The excavation effort and discovery of MPM-PV 1156 was led by Kenneth Lacovara who is an associate professor of the Drexel University Arts & Science in Philadelphia. The exploration started in February 2005. On the first day Kenneth and his team found a six foot tall femur. By the end of the same day they uncovered 10 separate fossil bones including the tibia, and fibula. The excavation took 4 years and 145 bones was discovered. It was later determined that 115 bones were of a Dreadnoughtus and the remainder 30 were of Juvenile specimen. Lamanna’s claimed “(The Discovery is) a treasure trove of information on one of the most successful, but least understood, dinosaur groups of all. In conclusion to Lamannas’ discovery, the larger specie is believed to not be fully grown due to the quality of the specimens found. The shoulder bones are not fused together as they would be in a mature adult as well as bone growing cells of a youthful individual present. Fine features such as locations of muscle attachment can be seen on the fossils. The 16tons of fossils were delivered to Pennsylvania for studies, on an ocean trader provided by the Argentinian government.
About the Cerro Fortaleza Formation
The Fortaleza Formation is located in the Rio La Leona Valley in Santa Cruz Province, Argentina. It is often referred as the Pari Aike, Chorrillo, or Mata Amarilla Formation. The Cerro Fortaleza Formation is clearly terrestrial and consists predominantly of cross-bedded, friable sandstones inner bedded with layers of mudstones and occasional lignitic horizons.
Cerro Fortaleza Formation has brought many discoveries such as extinct shark teeth, dipnoan teeth, testudine shell fragments, semionotiform/lepisoteid scales, and Chondrichthyan teeth, Agathoxylon, Planoxylon, Taxodioxylon, Cupressinoxylon, and Podocarpoxylon.
About The Dreadnoughtus

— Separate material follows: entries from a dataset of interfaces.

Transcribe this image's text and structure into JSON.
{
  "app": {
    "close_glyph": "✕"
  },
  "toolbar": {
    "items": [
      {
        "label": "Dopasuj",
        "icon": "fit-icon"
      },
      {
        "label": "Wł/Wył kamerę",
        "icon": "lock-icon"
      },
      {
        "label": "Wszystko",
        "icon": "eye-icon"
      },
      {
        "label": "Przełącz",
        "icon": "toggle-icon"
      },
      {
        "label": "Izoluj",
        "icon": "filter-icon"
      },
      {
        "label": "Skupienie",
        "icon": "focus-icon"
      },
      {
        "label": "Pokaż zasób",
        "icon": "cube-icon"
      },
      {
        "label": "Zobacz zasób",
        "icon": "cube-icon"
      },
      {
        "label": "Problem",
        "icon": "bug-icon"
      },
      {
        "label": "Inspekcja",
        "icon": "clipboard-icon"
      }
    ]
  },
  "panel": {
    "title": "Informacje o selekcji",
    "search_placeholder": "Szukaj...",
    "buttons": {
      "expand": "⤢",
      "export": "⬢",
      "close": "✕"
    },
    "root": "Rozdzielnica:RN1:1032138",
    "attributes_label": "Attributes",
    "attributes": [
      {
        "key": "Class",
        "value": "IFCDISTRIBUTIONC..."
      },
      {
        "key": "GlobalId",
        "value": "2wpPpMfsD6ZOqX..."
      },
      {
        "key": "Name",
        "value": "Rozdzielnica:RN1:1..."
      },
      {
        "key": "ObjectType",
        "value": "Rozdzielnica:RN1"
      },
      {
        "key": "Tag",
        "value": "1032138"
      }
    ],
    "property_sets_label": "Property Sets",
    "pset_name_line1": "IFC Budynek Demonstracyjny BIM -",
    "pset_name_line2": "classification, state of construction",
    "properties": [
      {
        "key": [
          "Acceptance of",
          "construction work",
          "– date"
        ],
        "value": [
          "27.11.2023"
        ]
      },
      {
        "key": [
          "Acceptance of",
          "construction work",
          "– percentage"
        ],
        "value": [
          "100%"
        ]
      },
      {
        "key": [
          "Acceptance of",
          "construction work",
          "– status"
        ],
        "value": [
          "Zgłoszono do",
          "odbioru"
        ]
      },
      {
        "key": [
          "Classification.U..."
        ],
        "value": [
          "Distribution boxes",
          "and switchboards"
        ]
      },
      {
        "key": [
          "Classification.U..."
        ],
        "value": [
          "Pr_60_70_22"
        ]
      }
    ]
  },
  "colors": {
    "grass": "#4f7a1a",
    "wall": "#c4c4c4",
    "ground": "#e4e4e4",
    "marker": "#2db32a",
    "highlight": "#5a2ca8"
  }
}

A lot of information about Dreadnoughtus can be said due to the most recent discovery being a 45% complete skeleton. This herbivore is 85ft long and 30ft tall. 20ft tall to the dinosaurs shoulder, 37ft long neck, and a 30ft long tail. The Sauropod weighed 59.3 metric tons or 130,734 pounds. The name Dreadnoughtus means “fearer of nothing”. It comes from powerful battleships called dreadnoughts due to them being constructed to be invulnerable to attack. Dreadnoughtus probably spent its days munching massive quantities of plants to fuel its enormous body.
Just for fun we have a soundclip available for you to hear what a Dreadnoughtus could've sounded like. Click to the Dinosaur Sounds area to hear it. Please note that the dinosaur sounds are only for entertainment and are not an actual fact.